* WORK TO COMPLETE *
Below is a listing; reproduce each line of it exactly.
------------------------------------------------------------------------
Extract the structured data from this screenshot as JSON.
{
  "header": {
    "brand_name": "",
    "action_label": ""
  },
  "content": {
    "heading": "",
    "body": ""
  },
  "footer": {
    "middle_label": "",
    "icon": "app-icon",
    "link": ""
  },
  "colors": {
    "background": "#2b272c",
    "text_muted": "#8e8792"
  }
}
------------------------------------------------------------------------
* REPLY TO THE EXERCISE *
Extract the structured data from this screenshot as JSON.
{
  "header": {
    "brand_name": "",
    "action_label": ""
  },
  "content": {
    "heading": "",
    "body": ""
  },
  "footer": {
    "middle_label": "",
    "icon": "app-icon",
    "link": ""
  },
  "colors": {
    "background": "#2b272c",
    "text_muted": "#8e8792"
  }
}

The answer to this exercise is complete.